One of the things I loved most about being at the academy for the last month is that normally very shy Lydia came out of her shell some. As the youngest person living in our "community" (have I told you I'm glad to not be living in a dorm anymore?) she was quite the focal point for a lot of attention. She was scared at first but ended up really like the attention. She especially liked the younger members...Christian, Laurean, Ashley and Hannah were her frequent compainions.

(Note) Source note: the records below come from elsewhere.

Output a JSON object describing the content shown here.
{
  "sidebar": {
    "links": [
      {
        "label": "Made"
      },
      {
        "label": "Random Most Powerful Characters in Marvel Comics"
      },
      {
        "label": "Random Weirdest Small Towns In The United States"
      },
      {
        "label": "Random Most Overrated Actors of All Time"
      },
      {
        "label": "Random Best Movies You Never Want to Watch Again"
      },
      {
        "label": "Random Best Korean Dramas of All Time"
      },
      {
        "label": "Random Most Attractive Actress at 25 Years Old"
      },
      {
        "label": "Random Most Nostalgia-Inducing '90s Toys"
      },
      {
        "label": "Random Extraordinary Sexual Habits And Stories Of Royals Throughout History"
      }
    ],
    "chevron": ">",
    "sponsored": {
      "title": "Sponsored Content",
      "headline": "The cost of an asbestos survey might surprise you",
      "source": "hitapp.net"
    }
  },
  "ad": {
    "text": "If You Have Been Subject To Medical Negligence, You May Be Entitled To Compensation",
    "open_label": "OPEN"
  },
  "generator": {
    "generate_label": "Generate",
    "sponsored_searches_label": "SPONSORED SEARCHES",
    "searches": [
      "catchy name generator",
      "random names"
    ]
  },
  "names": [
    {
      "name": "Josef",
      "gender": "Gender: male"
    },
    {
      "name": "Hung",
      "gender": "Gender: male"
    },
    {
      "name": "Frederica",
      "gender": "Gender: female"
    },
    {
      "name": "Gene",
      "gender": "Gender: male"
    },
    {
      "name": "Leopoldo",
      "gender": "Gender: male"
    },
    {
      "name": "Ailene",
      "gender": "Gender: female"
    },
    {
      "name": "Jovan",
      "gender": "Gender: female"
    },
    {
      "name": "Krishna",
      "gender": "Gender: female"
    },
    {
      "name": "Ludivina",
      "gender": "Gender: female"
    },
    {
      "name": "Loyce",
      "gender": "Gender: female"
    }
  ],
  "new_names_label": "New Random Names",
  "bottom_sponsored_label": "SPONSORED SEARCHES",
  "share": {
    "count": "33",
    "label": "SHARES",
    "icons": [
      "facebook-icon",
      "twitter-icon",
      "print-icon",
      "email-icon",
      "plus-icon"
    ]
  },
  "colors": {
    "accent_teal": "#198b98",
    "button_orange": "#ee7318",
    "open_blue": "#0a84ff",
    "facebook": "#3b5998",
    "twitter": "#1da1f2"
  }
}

Here she is with Ashley who loved to hold Lydia anytime she could.

End of Adoptions as One Agency Protests Gay Parents

Boston Religious Charity Shuts Down Over Conflict With State Law


June 30, 2006 — For 103 years, Catholic Charities of Boston has found homes for tens of thousands of needy children, but tomorrow the adoption agency shuts its doors.

It is closing because of pressure from the Catholic Church, which opposes the Massachusetts law that protects the rights of gay couples to adopt a child.

"We find ourselves in a conflict," said the Rev. Bryan Hehir from Catholic Charities. "The religious, moral principles of Catholic teaching and practice clash with the political and civil regulations of the state."

Churches are increasingly banding together to fight gay adoptions, something George Graham and Michael Fleenor feel personally.

They have been partners for 16 years and adopted their 3-year-old son, Robbie, who was in foster care.

Now they want to adopt another child, but it might not be as easy this time, because legislators in their home state of Ohio have proposed a bill to ban adoption by gay couples.

"We really do feel under pressure," George Graham said. "We feel like there is a window that is possibly closing and once it is closed, it's closed."

States Debate Issues as Children Need Homes

In addition to religious activism on this issue, a groundswell of grassroots activity to ban gay couples from adopting children has led to proposed legislation across the country.

Last year, bills banning adoptions by gay couples were introduced in Alabama, Indiana, Tennessee, Texas and Virginia. All those bills were killed in committee, but some legislators say they're not giving up.

"It's my job as a state legislator to make sure that these children have the best environment and the best household they are able to be placed in, and that is a traditional household with a mom and a dad," said Rep. Paul Stanley, R-Tenn.

But the American Academy of Pediatrics said that a growing body of scientific literature shows that children who grow up with one or two gay and or lesbian parents fare as well in emotional, cognitive, social and sexual functioning as do children whose parents are heterosexual.

The academy has found that children's development seems to be influenced more by the nature of the relationships and interactions within the family unit than by the particular structural form it takes.

The AAP is expected to take a closer look at the legal and financial challenges for the children of same-gender parents in a special article in the journal Pediatrics, due out next week.

There are nearly 126,000 children in foster care who are eligible for adoption each year. Less than half find permanent homes.

"To say, 'Oh, because you're gay you can't or you shouldn't be able to raise a child,' that is horrible," said Karen Brown, a mother who gave her daughter up for adoption.

She added, "If they have the love to give, let them!"